How to complete this task -
From the following material, work out how many lines include the string "qmake"; respond with the number only.

Material for this exercise -
•••
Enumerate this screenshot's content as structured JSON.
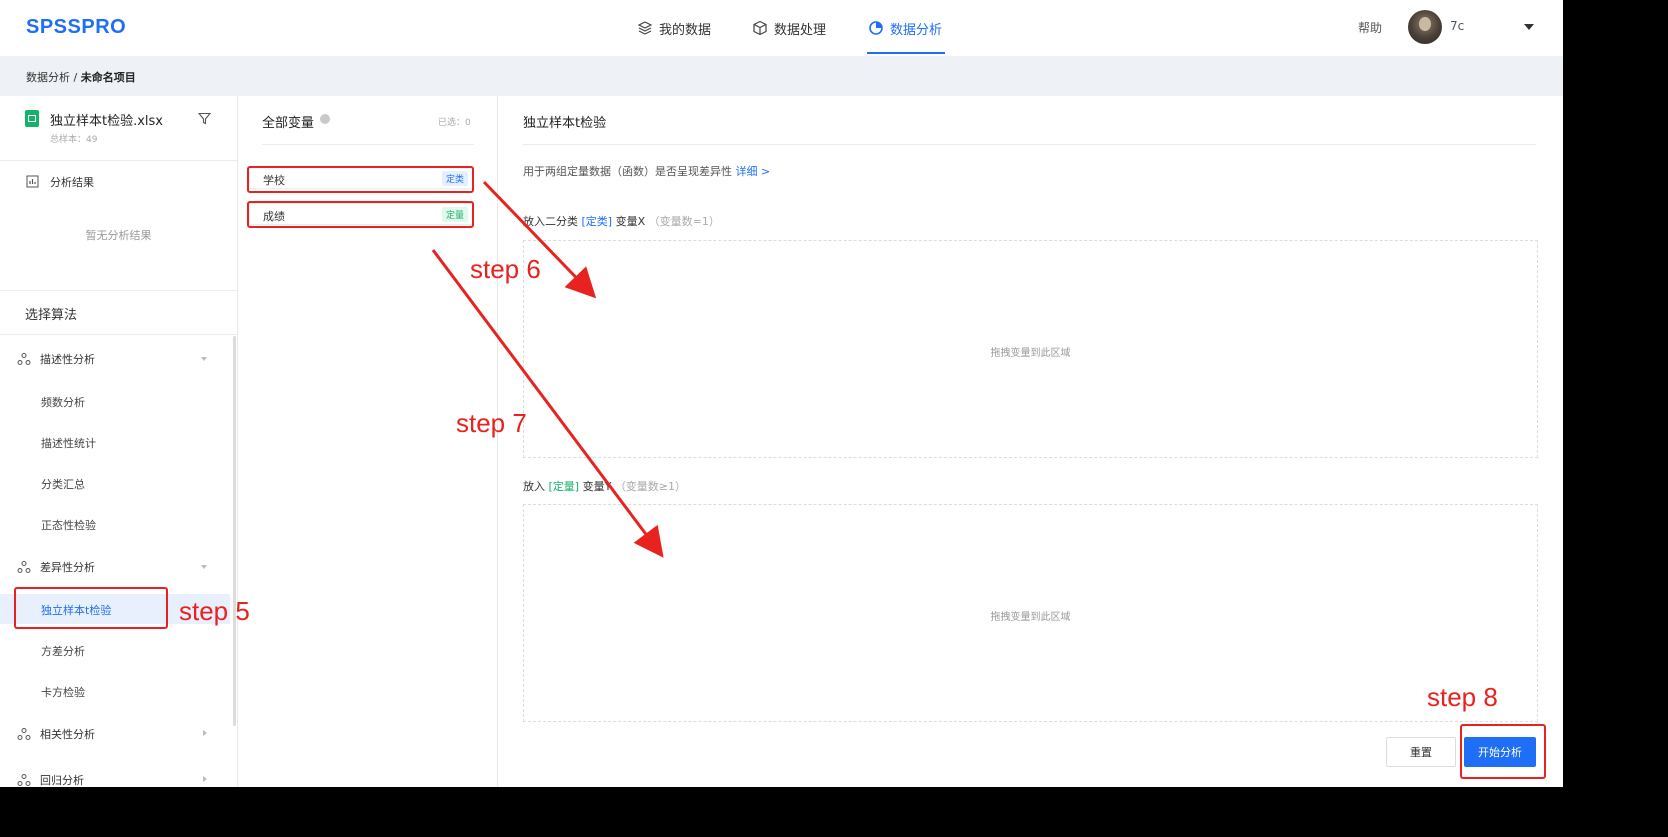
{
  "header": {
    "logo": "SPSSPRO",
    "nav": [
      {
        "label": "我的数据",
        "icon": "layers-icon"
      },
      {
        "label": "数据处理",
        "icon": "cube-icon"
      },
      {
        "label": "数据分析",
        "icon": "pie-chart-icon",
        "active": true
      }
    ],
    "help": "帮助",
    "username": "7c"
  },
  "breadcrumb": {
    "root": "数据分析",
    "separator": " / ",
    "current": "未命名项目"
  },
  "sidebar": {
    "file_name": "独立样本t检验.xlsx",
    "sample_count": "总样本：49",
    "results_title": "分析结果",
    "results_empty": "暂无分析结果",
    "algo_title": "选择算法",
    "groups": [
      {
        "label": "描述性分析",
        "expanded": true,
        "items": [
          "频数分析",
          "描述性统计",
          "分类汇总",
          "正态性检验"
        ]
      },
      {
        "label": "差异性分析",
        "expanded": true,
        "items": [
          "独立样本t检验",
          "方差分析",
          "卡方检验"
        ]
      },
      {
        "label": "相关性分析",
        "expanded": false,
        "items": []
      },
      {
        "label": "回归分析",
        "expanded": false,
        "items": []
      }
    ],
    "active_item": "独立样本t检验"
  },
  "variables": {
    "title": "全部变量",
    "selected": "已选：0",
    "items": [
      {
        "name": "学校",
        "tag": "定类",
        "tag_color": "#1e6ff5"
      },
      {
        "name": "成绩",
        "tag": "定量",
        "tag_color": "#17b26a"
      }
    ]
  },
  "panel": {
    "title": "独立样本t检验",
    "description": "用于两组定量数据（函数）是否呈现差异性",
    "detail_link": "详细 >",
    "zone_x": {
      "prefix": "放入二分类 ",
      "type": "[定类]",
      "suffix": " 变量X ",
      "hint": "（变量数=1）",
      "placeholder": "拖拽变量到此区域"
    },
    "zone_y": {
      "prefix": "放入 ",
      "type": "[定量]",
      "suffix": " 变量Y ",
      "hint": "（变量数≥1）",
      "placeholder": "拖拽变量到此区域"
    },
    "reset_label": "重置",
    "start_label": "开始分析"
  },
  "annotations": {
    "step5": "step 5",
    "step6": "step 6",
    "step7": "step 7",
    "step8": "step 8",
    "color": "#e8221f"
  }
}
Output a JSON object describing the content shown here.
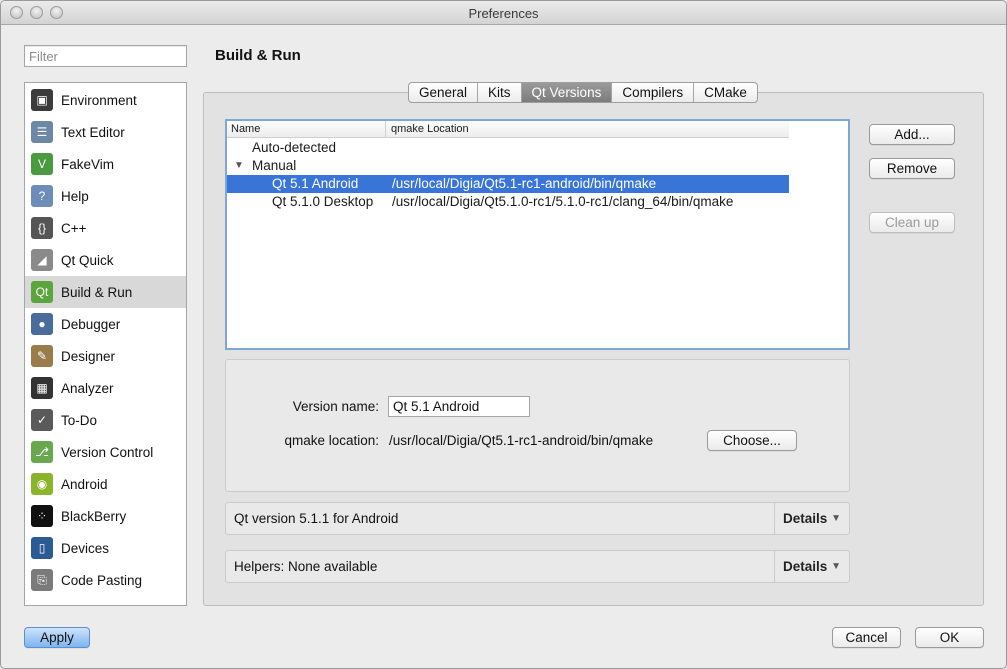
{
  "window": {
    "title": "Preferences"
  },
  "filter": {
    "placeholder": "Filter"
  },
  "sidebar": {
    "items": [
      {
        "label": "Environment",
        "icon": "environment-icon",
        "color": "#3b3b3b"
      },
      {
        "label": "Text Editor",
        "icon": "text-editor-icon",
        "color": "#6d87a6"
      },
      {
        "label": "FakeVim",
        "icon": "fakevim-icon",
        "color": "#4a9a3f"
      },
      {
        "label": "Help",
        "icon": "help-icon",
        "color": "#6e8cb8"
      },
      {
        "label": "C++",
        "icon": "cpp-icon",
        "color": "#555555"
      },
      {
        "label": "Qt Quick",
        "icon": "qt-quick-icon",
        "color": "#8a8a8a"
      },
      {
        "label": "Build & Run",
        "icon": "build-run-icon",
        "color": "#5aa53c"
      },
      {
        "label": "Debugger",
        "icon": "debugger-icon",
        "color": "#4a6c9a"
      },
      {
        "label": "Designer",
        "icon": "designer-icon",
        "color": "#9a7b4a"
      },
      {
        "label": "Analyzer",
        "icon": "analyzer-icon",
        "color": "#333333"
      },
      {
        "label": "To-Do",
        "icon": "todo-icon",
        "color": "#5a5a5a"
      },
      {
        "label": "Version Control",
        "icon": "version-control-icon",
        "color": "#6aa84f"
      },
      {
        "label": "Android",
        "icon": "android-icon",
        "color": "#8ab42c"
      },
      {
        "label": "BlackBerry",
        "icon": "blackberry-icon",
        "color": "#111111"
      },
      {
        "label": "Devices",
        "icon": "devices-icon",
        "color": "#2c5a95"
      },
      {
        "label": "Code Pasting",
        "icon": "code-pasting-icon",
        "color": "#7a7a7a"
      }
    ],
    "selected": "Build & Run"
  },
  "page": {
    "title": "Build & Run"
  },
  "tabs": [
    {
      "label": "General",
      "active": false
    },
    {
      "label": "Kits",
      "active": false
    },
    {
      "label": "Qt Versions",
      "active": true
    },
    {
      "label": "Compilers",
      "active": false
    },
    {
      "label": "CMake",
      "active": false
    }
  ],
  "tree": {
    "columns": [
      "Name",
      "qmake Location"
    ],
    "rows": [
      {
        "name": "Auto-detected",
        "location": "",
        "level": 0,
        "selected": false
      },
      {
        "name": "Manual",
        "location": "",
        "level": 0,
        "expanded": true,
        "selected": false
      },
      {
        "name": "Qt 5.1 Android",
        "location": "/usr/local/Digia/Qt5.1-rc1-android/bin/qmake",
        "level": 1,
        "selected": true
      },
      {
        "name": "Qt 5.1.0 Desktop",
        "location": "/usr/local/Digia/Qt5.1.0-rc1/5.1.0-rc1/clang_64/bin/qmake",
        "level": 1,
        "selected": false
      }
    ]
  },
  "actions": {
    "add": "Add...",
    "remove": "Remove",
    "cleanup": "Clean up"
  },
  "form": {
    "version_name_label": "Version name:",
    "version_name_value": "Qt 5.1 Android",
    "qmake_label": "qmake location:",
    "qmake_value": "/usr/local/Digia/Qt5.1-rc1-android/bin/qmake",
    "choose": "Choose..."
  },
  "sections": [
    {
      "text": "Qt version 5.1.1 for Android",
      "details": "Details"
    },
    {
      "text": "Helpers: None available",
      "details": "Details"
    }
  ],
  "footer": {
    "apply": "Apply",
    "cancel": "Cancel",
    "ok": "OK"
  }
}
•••
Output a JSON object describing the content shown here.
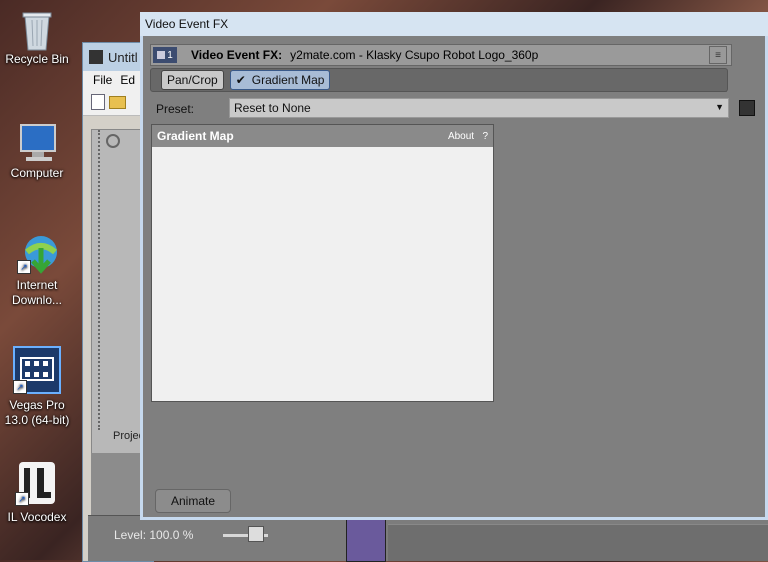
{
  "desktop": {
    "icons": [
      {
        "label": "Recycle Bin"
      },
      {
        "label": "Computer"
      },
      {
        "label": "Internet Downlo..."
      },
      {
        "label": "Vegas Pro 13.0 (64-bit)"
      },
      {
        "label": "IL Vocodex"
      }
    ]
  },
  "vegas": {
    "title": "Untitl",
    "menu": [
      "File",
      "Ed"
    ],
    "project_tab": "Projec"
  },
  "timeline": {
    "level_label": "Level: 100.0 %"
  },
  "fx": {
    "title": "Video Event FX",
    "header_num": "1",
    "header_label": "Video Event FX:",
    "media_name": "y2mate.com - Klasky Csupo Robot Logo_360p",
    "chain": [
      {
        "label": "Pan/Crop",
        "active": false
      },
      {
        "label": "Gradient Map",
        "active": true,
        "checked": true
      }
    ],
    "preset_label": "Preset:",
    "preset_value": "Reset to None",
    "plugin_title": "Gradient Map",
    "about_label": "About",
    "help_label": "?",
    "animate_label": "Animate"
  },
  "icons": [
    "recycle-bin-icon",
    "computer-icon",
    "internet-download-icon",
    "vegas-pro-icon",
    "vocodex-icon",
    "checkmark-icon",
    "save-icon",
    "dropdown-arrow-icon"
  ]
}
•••
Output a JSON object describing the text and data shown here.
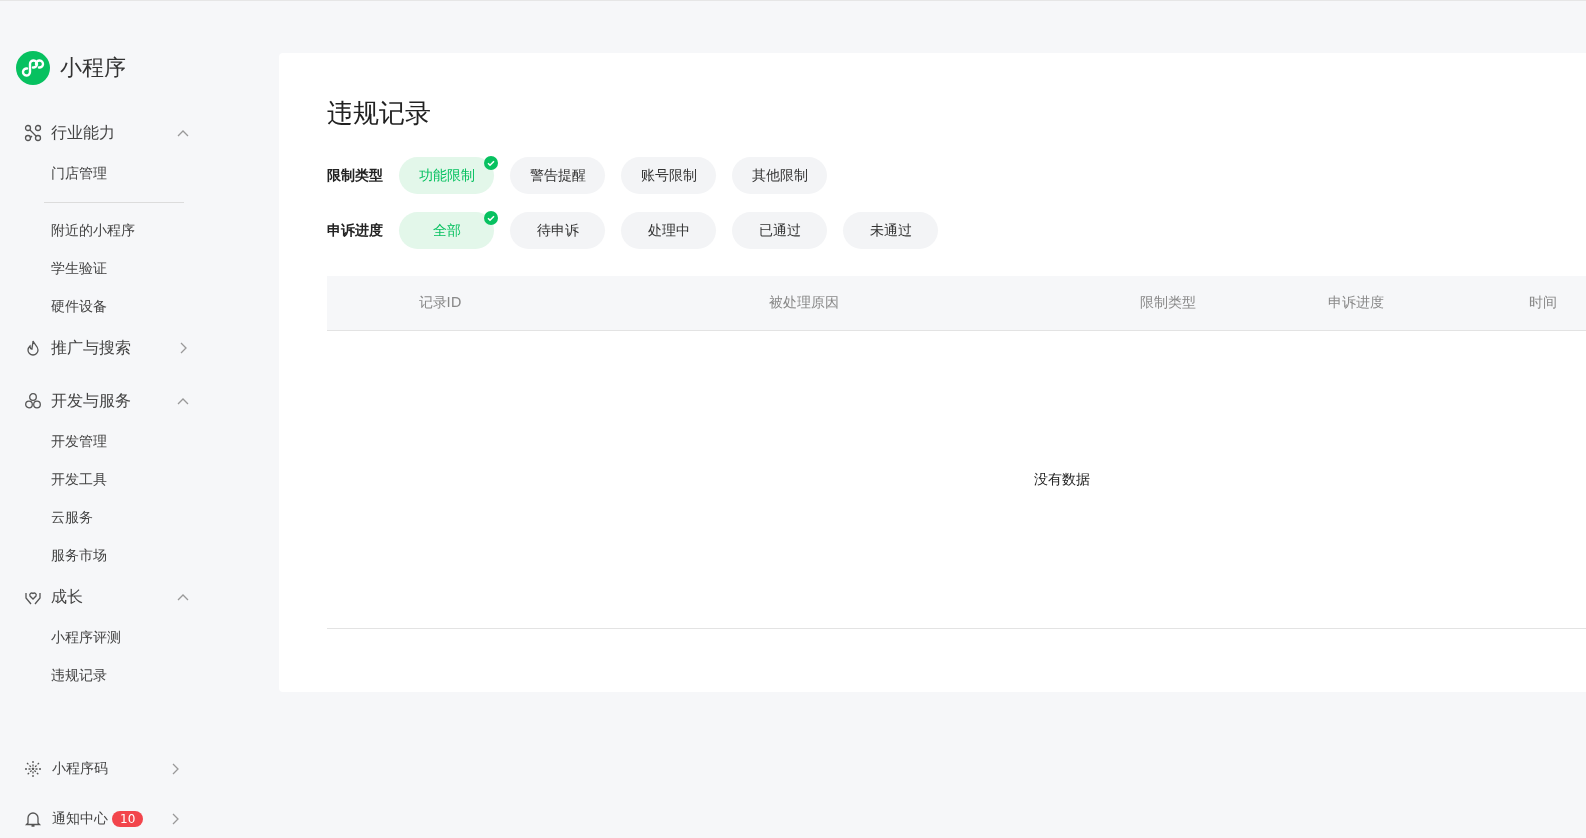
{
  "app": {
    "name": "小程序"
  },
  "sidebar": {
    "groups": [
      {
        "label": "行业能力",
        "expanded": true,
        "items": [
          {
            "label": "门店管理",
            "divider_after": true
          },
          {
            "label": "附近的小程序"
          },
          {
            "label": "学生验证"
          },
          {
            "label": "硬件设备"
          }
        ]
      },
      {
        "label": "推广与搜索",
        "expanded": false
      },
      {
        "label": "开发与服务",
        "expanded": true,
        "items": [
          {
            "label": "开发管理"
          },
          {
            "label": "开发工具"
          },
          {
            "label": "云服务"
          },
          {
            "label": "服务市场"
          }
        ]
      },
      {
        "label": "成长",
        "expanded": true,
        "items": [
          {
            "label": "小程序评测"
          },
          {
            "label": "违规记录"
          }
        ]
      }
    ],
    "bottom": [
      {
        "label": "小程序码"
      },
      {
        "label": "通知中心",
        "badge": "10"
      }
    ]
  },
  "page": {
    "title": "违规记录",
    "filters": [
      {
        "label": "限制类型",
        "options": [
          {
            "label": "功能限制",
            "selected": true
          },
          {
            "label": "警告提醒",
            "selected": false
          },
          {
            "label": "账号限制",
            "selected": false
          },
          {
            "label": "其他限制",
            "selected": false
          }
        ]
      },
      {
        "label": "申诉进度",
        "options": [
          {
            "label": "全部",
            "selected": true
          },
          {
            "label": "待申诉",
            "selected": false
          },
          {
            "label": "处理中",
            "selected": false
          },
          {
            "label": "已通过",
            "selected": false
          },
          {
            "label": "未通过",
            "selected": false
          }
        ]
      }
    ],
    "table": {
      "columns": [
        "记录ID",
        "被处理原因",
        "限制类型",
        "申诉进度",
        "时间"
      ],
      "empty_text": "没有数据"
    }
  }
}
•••
Task answer -
5